-------- EXCERPTED DATA

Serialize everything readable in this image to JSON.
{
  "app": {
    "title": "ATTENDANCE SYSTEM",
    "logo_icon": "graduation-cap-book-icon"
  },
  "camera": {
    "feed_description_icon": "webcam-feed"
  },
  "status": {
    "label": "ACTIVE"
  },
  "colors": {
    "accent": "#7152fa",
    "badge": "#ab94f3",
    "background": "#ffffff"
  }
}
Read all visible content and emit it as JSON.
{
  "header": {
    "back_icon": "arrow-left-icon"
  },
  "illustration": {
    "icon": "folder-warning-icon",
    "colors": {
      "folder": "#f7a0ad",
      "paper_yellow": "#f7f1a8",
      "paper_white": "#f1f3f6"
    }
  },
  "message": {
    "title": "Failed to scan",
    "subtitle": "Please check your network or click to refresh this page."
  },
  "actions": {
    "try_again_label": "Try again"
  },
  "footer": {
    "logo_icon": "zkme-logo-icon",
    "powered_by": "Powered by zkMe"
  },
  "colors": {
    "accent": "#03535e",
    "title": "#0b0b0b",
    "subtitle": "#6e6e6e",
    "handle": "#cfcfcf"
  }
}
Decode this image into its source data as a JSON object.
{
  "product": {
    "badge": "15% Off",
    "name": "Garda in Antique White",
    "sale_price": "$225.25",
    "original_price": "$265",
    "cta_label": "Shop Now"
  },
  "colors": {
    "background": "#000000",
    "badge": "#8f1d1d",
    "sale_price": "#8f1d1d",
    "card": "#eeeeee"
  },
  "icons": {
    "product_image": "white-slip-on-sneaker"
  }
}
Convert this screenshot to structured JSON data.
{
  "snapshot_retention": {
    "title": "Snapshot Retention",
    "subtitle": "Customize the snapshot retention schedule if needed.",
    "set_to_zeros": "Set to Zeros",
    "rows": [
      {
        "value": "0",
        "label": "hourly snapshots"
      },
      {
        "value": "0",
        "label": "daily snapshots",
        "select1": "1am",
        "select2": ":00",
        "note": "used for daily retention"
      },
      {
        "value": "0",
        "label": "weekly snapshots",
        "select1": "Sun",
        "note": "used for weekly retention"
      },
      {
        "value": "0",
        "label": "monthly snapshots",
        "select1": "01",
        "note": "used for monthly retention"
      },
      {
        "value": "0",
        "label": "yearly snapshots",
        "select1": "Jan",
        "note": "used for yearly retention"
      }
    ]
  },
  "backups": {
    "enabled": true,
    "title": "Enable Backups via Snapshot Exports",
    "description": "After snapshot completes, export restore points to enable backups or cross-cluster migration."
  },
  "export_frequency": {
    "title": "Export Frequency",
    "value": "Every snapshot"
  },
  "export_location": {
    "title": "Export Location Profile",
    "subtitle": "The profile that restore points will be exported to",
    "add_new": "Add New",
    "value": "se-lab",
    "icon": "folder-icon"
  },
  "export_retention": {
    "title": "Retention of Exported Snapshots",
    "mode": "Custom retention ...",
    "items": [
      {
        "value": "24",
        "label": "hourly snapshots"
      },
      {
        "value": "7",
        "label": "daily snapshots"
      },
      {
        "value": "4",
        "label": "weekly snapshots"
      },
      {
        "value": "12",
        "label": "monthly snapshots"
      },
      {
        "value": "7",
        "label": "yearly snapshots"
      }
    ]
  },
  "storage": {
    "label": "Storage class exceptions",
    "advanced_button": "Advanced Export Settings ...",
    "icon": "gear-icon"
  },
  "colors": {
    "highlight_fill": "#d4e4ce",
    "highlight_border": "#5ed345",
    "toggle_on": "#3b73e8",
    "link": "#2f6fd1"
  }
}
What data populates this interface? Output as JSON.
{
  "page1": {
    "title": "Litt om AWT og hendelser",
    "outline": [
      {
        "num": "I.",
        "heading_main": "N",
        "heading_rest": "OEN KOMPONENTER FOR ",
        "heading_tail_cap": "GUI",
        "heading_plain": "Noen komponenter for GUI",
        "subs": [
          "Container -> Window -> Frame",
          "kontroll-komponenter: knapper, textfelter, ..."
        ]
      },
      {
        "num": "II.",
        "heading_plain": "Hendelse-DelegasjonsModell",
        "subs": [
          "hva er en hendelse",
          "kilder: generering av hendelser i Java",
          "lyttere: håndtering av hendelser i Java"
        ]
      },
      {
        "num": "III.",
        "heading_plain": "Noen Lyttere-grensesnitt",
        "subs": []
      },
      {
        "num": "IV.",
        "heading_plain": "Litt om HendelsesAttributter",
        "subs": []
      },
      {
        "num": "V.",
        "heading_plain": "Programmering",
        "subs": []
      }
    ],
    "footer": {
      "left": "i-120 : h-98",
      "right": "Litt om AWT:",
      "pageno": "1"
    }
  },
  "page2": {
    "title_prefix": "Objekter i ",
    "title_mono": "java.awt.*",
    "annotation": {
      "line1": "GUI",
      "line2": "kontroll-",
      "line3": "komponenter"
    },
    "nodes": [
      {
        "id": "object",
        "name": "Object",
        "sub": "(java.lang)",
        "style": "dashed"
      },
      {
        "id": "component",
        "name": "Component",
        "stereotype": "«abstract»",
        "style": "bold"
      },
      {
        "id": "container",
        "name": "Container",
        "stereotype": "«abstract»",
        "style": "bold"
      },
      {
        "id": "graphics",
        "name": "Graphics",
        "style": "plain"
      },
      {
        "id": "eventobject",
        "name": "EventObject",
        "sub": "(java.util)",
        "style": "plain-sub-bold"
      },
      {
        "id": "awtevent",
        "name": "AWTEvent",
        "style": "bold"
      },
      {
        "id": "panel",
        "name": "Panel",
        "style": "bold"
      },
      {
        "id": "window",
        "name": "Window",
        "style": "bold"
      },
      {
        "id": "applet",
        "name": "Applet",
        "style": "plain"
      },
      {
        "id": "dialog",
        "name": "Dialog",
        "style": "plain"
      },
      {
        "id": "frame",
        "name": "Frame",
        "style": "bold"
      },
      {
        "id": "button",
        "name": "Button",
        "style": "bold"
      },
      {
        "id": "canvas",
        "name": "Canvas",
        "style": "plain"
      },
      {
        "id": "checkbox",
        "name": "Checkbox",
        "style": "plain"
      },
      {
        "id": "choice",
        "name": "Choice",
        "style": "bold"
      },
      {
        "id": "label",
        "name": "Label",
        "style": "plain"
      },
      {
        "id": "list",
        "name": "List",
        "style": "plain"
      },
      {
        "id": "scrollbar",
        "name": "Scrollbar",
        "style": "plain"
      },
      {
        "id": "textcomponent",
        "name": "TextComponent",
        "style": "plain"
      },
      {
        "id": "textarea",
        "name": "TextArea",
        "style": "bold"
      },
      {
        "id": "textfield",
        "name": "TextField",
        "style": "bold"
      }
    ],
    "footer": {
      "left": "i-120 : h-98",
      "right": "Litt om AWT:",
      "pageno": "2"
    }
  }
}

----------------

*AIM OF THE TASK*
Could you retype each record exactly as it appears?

*REPLY*
Serialize everything readable in this image to JSON.
{
  "app": {
    "title": "ATTENDANCE SYSTEM",
    "logo_icon": "graduation-cap-book-icon"
  },
  "camera": {
    "feed_description_icon": "webcam-feed"
  },
  "status": {
    "label": "ACTIVE"
  },
  "colors": {
    "accent": "#7152fa",
    "badge": "#ab94f3",
    "background": "#ffffff"
  }
}
Read all visible content and emit it as JSON.
{
  "header": {
    "back_icon": "arrow-left-icon"
  },
  "illustration": {
    "icon": "folder-warning-icon",
    "colors": {
      "folder": "#f7a0ad",
      "paper_yellow": "#f7f1a8",
      "paper_white": "#f1f3f6"
    }
  },
  "message": {
    "title": "Failed to scan",
    "subtitle": "Please check your network or click to refresh this page."
  },
  "actions": {
    "try_again_label": "Try again"
  },
  "footer": {
    "logo_icon": "zkme-logo-icon",
    "powered_by": "Powered by zkMe"
  },
  "colors": {
    "accent": "#03535e",
    "title": "#0b0b0b",
    "subtitle": "#6e6e6e",
    "handle": "#cfcfcf"
  }
}
Decode this image into its source data as a JSON object.
{
  "product": {
    "badge": "15% Off",
    "name": "Garda in Antique White",
    "sale_price": "$225.25",
    "original_price": "$265",
    "cta_label": "Shop Now"
  },
  "colors": {
    "background": "#000000",
    "badge": "#8f1d1d",
    "sale_price": "#8f1d1d",
    "card": "#eeeeee"
  },
  "icons": {
    "product_image": "white-slip-on-sneaker"
  }
}
Convert this screenshot to structured JSON data.
{
  "snapshot_retention": {
    "title": "Snapshot Retention",
    "subtitle": "Customize the snapshot retention schedule if needed.",
    "set_to_zeros": "Set to Zeros",
    "rows": [
      {
        "value": "0",
        "label": "hourly snapshots"
      },
      {
        "value": "0",
        "label": "daily snapshots",
        "select1": "1am",
        "select2": ":00",
        "note": "used for daily retention"
      },
      {
        "value": "0",
        "label": "weekly snapshots",
        "select1": "Sun",
        "note": "used for weekly retention"
      },
      {
        "value": "0",
        "label": "monthly snapshots",
        "select1": "01",
        "note": "used for monthly retention"
      },
      {
        "value": "0",
        "label": "yearly snapshots",
        "select1": "Jan",
        "note": "used for yearly retention"
      }
    ]
  },
  "backups": {
    "enabled": true,
    "title": "Enable Backups via Snapshot Exports",
    "description": "After snapshot completes, export restore points to enable backups or cross-cluster migration."
  },
  "export_frequency": {
    "title": "Export Frequency",
    "value": "Every snapshot"
  },
  "export_location": {
    "title": "Export Location Profile",
    "subtitle": "The profile that restore points will be exported to",
    "add_new": "Add New",
    "value": "se-lab",
    "icon": "folder-icon"
  },
  "export_retention": {
    "title": "Retention of Exported Snapshots",
    "mode": "Custom retention ...",
    "items": [
      {
        "value": "24",
        "label": "hourly snapshots"
      },
      {
        "value": "7",
        "label": "daily snapshots"
      },
      {
        "value": "4",
        "label": "weekly snapshots"
      },
      {
        "value": "12",
        "label": "monthly snapshots"
      },
      {
        "value": "7",
        "label": "yearly snapshots"
      }
    ]
  },
  "storage": {
    "label": "Storage class exceptions",
    "advanced_button": "Advanced Export Settings ...",
    "icon": "gear-icon"
  },
  "colors": {
    "highlight_fill": "#d4e4ce",
    "highlight_border": "#5ed345",
    "toggle_on": "#3b73e8",
    "link": "#2f6fd1"
  }
}
What data populates this interface? Output as JSON.
{
  "page1": {
    "title": "Litt om AWT og hendelser",
    "outline": [
      {
        "num": "I.",
        "heading_main": "N",
        "heading_rest": "OEN KOMPONENTER FOR ",
        "heading_tail_cap": "GUI",
        "heading_plain": "Noen komponenter for GUI",
        "subs": [
          "Container -> Window -> Frame",
          "kontroll-komponenter: knapper, textfelter, ..."
        ]
      },
      {
        "num": "II.",
        "heading_plain": "Hendelse-DelegasjonsModell",
        "subs": [
          "hva er en hendelse",
          "kilder: generering av hendelser i Java",
          "lyttere: håndtering av hendelser i Java"
        ]
      },
      {
        "num": "III.",
        "heading_plain": "Noen Lyttere-grensesnitt",
        "subs": []
      },
      {
        "num": "IV.",
        "heading_plain": "Litt om HendelsesAttributter",
        "subs": []
      },
      {
        "num": "V.",
        "heading_plain": "Programmering",
        "subs": []
      }
    ],
    "footer": {
      "left": "i-120 : h-98",
      "right": "Litt om AWT:",
      "pageno": "1"
    }
  },
  "page2": {
    "title_prefix": "Objekter i ",
    "title_mono": "java.awt.*",
    "annotation": {
      "line1": "GUI",
      "line2": "kontroll-",
      "line3": "komponenter"
    },
    "nodes": [
      {
        "id": "object",
        "name": "Object",
        "sub": "(java.lang)",
        "style": "dashed"
      },
      {
        "id": "component",
        "name": "Component",
        "stereotype": "«abstract»",
        "style": "bold"
      },
      {
        "id": "container",
        "name": "Container",
        "stereotype": "«abstract»",
        "style": "bold"
      },
      {
        "id": "graphics",
        "name": "Graphics",
        "style": "plain"
      },
      {
        "id": "eventobject",
        "name": "EventObject",
        "sub": "(java.util)",
        "style": "plain-sub-bold"
      },
      {
        "id": "awtevent",
        "name": "AWTEvent",
        "style": "bold"
      },
      {
        "id": "panel",
        "name": "Panel",
        "style": "bold"
      },
      {
        "id": "window",
        "name": "Window",
        "style": "bold"
      },
      {
        "id": "applet",
        "name": "Applet",
        "style": "plain"
      },
      {
        "id": "dialog",
        "name": "Dialog",
        "style": "plain"
      },
      {
        "id": "frame",
        "name": "Frame",
        "style": "bold"
      },
      {
        "id": "button",
        "name": "Button",
        "style": "bold"
      },
      {
        "id": "canvas",
        "name": "Canvas",
        "style": "plain"
      },
      {
        "id": "checkbox",
        "name": "Checkbox",
        "style": "plain"
      },
      {
        "id": "choice",
        "name": "Choice",
        "style": "bold"
      },
      {
        "id": "label",
        "name": "Label",
        "style": "plain"
      },
      {
        "id": "list",
        "name": "List",
        "style": "plain"
      },
      {
        "id": "scrollbar",
        "name": "Scrollbar",
        "style": "plain"
      },
      {
        "id": "textcomponent",
        "name": "TextComponent",
        "style": "plain"
      },
      {
        "id": "textarea",
        "name": "TextArea",
        "style": "bold"
      },
      {
        "id": "textfield",
        "name": "TextField",
        "style": "bold"
      }
    ],
    "footer": {
      "left": "i-120 : h-98",
      "right": "Litt om AWT:",
      "pageno": "2"
    }
  }
}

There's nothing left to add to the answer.